These cases illustrate the full range of our access problems. We encountered long delays in obtaining any response to our access requests. When the responses finally arrived in the form of denials, the legal basis was not articulated. In the Metric Board matter, the response alluded to areas of concern which might have been accomodated, but no serious effort was made to seek an accomodation. In the CEA matter, most of the information was provided after issuance of the report with no explanation as to why it could not have been
furnished months earlier.
Pursuant to the requests of over 30 Members of Congress we initiated a review of the circumstances surrounding a grant by the Department of Labor to the United Farmworkers of America. Our initial requests for access to agency
documents in connection with this review were denied. At one
point, we were told that the grant in question had not been awarded. Later we were told, after the actual selection of the United Farmworkers had been made, that GAO access to all grant-related materials was being denied in order to maintain the confidentiality of the negotiations. A week later
our request for access was once again denied by the Director,
Office of National Programs of the Employment and Training
Administration, and a representative of the DOL Solicitor's Office. To break this impasse, we finally had to write to the Secretary of Labor setting forth our difficulties and views on the matter. It was not until five weeks later that the Secretary responded and gave us full access. As a result of this impasse our work was delayed about two months.
AGENCY POLICY GUIDELINES On a number of occasions we have been denied access to records of military departments on sweeping and general grounds, such as the records are "internal working papers" that should not be released to the GAO or are not "official" agency documents. In one instance (February 1978) the Air Force refused to give us copies of certain briefing documents. The denial was based on the fact that the documents were prepared in connection with the Fiscal Year 1980 budget which had not gone to Congress.
These are not merely ad'hoc denials made by lower level officals, but reflect formal agency policy guidelines which
can serve to engender a negative approach to GO access. For example, Air Force regulation 11-8 (10 February 1978) acknowledges GAO's statutory right of access but then prescribes detailed procedures for handling requests for sensitive information or denials of GAO requests. Concerning Air Force regulation 11-8, we have repeatedly contacted Air Force to share with them our concern over its unjustified restrictions on GAO access. We recently received from Air Force a draft of the new regulation. Our initial reaction to the draft is that Air Force is finally considering modifications to the regulation to accomodate our statutory rights and legitimate working needs, and to foster a positive : working relationship between GAO and Air Force.
· Even more recently (November 13, 1978) we were dis tressed to learn that the Deputy Assistant Secretary of Defense (Installations and Housing) issued guidelines sharply restricting access by non Defense personnel to records regarding base closures.

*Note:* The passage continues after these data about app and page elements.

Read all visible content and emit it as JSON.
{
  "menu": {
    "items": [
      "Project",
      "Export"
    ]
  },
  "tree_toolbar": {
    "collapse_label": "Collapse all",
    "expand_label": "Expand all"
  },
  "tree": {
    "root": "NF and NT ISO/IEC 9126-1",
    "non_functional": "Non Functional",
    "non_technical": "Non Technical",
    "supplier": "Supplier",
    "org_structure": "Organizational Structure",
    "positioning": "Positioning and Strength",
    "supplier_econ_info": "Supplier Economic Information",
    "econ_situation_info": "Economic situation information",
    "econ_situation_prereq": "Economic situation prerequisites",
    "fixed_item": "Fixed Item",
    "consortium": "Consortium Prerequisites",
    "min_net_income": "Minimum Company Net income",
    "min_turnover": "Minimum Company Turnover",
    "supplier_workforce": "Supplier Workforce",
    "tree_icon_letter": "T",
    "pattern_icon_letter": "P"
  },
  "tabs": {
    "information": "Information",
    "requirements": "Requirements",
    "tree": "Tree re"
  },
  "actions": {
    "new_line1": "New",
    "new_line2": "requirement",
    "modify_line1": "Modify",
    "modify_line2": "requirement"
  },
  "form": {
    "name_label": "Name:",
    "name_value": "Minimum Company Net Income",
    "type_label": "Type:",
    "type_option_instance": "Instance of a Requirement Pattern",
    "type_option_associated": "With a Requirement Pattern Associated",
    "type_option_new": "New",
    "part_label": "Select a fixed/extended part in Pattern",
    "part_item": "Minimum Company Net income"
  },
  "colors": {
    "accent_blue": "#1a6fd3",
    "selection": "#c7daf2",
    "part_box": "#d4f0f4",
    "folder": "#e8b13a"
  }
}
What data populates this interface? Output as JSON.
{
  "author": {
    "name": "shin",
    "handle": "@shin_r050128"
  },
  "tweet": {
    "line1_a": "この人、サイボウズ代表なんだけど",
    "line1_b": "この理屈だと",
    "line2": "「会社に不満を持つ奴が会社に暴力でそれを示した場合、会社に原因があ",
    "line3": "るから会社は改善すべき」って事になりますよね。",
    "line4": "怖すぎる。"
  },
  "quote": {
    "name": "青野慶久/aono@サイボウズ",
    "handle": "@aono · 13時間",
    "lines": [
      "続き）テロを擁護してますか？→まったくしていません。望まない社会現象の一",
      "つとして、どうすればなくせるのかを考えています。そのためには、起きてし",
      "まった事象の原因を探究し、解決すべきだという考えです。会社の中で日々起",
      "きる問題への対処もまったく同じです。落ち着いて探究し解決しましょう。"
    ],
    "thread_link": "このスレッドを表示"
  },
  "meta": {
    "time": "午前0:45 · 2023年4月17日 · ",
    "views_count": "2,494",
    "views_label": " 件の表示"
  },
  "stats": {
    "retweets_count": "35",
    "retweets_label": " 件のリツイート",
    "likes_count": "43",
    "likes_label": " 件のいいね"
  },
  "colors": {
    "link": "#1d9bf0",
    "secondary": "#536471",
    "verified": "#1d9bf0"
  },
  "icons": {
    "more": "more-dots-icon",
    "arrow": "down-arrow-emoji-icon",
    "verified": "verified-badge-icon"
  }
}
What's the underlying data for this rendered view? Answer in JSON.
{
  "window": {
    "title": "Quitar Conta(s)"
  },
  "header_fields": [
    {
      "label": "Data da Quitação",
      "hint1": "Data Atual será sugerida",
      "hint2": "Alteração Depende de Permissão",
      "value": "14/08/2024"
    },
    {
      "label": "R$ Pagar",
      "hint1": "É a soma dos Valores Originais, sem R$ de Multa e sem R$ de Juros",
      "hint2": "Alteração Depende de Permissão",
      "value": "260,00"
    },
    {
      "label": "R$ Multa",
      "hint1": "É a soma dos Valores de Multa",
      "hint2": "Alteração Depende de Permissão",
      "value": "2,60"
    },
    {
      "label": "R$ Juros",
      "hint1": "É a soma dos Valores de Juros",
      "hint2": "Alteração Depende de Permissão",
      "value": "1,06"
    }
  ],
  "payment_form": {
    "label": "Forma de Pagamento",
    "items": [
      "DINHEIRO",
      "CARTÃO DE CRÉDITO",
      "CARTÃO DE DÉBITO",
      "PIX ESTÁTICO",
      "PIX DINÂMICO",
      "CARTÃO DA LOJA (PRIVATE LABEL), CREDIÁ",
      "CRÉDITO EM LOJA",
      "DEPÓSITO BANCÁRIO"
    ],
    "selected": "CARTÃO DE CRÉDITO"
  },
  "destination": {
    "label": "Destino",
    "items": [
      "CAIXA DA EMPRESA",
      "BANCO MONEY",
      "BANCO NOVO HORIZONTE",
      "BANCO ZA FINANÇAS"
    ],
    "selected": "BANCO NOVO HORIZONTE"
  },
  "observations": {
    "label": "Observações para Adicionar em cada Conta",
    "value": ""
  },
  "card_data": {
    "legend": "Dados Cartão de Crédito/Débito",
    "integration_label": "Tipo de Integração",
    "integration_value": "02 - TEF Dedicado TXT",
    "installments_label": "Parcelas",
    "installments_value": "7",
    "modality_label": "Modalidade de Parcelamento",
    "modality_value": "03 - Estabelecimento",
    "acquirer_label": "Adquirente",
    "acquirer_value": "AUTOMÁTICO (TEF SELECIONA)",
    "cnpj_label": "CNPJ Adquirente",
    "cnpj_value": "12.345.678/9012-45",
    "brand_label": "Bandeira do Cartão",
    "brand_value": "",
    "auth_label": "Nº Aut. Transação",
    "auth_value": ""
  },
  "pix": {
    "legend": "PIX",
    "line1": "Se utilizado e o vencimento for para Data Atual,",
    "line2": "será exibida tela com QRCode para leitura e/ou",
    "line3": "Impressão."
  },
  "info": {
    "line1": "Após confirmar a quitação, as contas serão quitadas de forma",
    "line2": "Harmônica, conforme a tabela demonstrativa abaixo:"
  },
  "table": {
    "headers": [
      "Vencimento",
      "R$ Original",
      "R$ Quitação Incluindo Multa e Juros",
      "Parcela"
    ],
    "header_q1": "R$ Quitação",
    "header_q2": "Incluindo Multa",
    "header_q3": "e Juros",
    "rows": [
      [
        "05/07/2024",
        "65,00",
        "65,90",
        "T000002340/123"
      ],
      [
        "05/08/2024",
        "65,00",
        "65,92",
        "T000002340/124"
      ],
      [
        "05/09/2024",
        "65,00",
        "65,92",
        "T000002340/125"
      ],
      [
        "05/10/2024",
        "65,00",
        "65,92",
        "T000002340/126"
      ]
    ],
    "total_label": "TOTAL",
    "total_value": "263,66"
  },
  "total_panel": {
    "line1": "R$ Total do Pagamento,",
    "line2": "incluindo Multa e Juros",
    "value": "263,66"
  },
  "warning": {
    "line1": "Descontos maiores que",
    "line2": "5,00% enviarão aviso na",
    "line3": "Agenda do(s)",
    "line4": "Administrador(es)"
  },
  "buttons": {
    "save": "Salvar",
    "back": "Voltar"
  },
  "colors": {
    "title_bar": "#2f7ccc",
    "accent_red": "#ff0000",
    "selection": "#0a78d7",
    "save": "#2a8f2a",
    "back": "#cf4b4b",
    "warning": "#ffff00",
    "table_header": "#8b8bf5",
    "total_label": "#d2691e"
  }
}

This instruction states that prior clearance by the Office of the Secretary of Defense will have to be obtained before giving materials to GAO staff. Like Air Force' regulation 11-8, this instruction engenders a negative view of GAO records requests and could well serve to delay our ultimate receipt of requested.